How many hundreds of people have arrived at the Central Car Park in Ventnor, parked up, bought their ticket and walked off to the shops and beach without ever noticing the history that hides in the North corner?
I had so often walked through, giving a cursory look toward that corner, but never really stopped to investigate. Until recently, on a bright sunny day, camera in my pocket, it was time to settle my curiosity.
I knew this had originally been the site of the Ventnor Congregational Church and Independent Chapel first built in 1836. However, as the town expanded, the building was enlarged until in 1853 it was demolished and replaced by an even larger building. By 1870 there was a need for other social activities and a lecture hall was added, known as Central Hall and provision was sufficient for a very busy Sunday school.
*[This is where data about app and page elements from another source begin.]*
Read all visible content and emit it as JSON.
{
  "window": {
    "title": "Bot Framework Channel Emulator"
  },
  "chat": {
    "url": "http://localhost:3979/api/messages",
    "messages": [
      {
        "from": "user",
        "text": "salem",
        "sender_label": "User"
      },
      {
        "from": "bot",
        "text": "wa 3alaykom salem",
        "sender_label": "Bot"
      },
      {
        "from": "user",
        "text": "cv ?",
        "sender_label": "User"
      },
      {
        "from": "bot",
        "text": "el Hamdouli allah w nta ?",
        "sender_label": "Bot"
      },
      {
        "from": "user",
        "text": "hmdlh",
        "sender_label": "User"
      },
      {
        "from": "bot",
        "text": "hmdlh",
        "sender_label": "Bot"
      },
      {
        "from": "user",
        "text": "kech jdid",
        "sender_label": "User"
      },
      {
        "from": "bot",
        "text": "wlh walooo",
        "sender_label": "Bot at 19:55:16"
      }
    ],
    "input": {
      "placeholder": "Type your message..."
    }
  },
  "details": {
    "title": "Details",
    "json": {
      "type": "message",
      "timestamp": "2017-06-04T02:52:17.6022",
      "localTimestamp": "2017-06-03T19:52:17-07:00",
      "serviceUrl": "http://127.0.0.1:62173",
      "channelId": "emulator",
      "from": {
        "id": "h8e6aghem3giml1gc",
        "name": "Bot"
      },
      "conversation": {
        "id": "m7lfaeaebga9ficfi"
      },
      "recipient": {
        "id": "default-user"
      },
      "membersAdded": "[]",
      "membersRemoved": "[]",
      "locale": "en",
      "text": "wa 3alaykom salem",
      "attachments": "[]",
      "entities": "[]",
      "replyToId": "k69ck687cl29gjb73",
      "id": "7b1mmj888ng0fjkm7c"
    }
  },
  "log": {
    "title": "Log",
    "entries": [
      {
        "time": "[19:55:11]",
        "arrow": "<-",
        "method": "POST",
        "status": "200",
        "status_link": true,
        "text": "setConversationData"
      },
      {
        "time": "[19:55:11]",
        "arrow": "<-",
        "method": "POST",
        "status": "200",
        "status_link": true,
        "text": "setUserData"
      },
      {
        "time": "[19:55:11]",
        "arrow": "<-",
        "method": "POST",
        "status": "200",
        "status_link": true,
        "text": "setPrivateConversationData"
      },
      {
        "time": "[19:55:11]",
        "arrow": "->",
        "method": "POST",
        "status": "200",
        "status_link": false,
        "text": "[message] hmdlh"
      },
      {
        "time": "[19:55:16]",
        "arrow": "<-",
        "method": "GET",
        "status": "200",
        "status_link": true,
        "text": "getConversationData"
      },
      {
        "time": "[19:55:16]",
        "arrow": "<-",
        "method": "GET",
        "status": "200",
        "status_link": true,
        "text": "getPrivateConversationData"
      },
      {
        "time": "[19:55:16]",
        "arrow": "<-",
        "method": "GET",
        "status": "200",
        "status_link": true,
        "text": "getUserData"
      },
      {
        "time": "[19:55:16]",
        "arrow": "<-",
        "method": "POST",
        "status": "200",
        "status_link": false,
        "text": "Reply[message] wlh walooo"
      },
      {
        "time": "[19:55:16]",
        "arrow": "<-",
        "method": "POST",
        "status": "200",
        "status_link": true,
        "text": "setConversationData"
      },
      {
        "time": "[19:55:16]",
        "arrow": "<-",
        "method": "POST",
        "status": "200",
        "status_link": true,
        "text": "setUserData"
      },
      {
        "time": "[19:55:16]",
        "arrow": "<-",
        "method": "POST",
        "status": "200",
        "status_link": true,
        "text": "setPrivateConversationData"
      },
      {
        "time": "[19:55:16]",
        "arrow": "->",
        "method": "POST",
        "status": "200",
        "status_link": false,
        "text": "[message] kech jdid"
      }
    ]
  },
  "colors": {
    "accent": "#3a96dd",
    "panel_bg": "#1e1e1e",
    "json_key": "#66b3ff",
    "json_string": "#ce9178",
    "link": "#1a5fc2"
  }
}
Badly damaged during the second world war, it reopened 1952 but in 1976 the congregation united with the Methodists; the Hall collapsed when a wall fell down and the church was finally demolished to make way for the car park. The pictures here show the church it as it was in its heyday, and in the 1960s, not long before it was demolished.
What remains in the North Corner are some of the very old grave stones. The first impression is how clear some of the wording still remains with the earliest being Anna Maria Warren in 1844.
In 1852 we find the saddest of records with three children of the Norman family, all having died at very tender ages. Emma aged six years, William aged two years and Maria at nine months, their gravestone only marked with initials. Seeking an answer to why they had died lead me to return to a favourite book called ‘Old Men Remember’. The very first recollections are by Mark William Norman, their father, who recalls how Scarlet Fever, poor living standards, and doubtful medical advice took those babes’ lives.
And in 1905 the pastor of 40 years, Richard Allen Davies, was laid to rest.
Let’s hope that quiet corner is allowed to continue with its sense of peace.
Evelyn Knowles, Ventnor & District Local History Society. ‘Old Men Remember’ is available to buy at the Ventnor Heritage Centre or online from our Publications and Online Shop. This article was first published in the South Wight Chronicle in 2016.